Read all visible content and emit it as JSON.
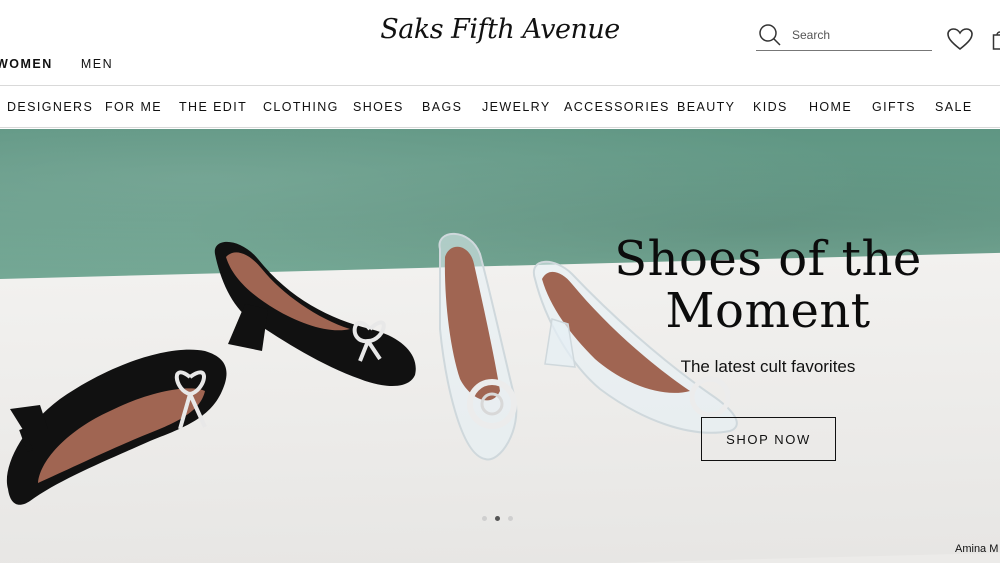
{
  "header": {
    "logo": "Saks Fifth Avenue",
    "gender_tabs": [
      {
        "label": "WOMEN",
        "active": true
      },
      {
        "label": "MEN",
        "active": false
      }
    ],
    "search": {
      "placeholder": "Search",
      "icon": "search-icon"
    },
    "icons": [
      "heart-icon",
      "shopping-bag-icon"
    ]
  },
  "nav": {
    "items": [
      "DESIGNERS",
      "FOR ME",
      "THE EDIT",
      "CLOTHING",
      "SHOES",
      "BAGS",
      "JEWELRY",
      "ACCESSORIES",
      "BEAUTY",
      "KIDS",
      "HOME",
      "GIFTS",
      "SALE"
    ]
  },
  "hero": {
    "title_line1": "Shoes of the",
    "title_line2": "Moment",
    "subtitle": "The latest cult favorites",
    "cta": "SHOP NOW",
    "caption": "Amina M",
    "carousel": {
      "count": 3,
      "active_index": 1
    },
    "colors": {
      "wall": "#6a9f8c",
      "floor": "#ecebe9",
      "shoe_black": "#111111",
      "shoe_lining": "#a06552"
    }
  }
}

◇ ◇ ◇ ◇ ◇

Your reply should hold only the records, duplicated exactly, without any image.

## Worked solution
Read all visible content and emit it as JSON.
{
  "header": {
    "logo": "Saks Fifth Avenue",
    "gender_tabs": [
      {
        "label": "WOMEN",
        "active": true
      },
      {
        "label": "MEN",
        "active": false
      }
    ],
    "search": {
      "placeholder": "Search",
      "icon": "search-icon"
    },
    "icons": [
      "heart-icon",
      "shopping-bag-icon"
    ]
  },
  "nav": {
    "items": [
      "DESIGNERS",
      "FOR ME",
      "THE EDIT",
      "CLOTHING",
      "SHOES",
      "BAGS",
      "JEWELRY",
      "ACCESSORIES",
      "BEAUTY",
      "KIDS",
      "HOME",
      "GIFTS",
      "SALE"
    ]
  },
  "hero": {
    "title_line1": "Shoes of the",
    "title_line2": "Moment",
    "subtitle": "The latest cult favorites",
    "cta": "SHOP NOW",
    "caption": "Amina M",
    "carousel": {
      "count": 3,
      "active_index": 1
    },
    "colors": {
      "wall": "#6a9f8c",
      "floor": "#ecebe9",
      "shoe_black": "#111111",
      "shoe_lining": "#a06552"
    }
  }
}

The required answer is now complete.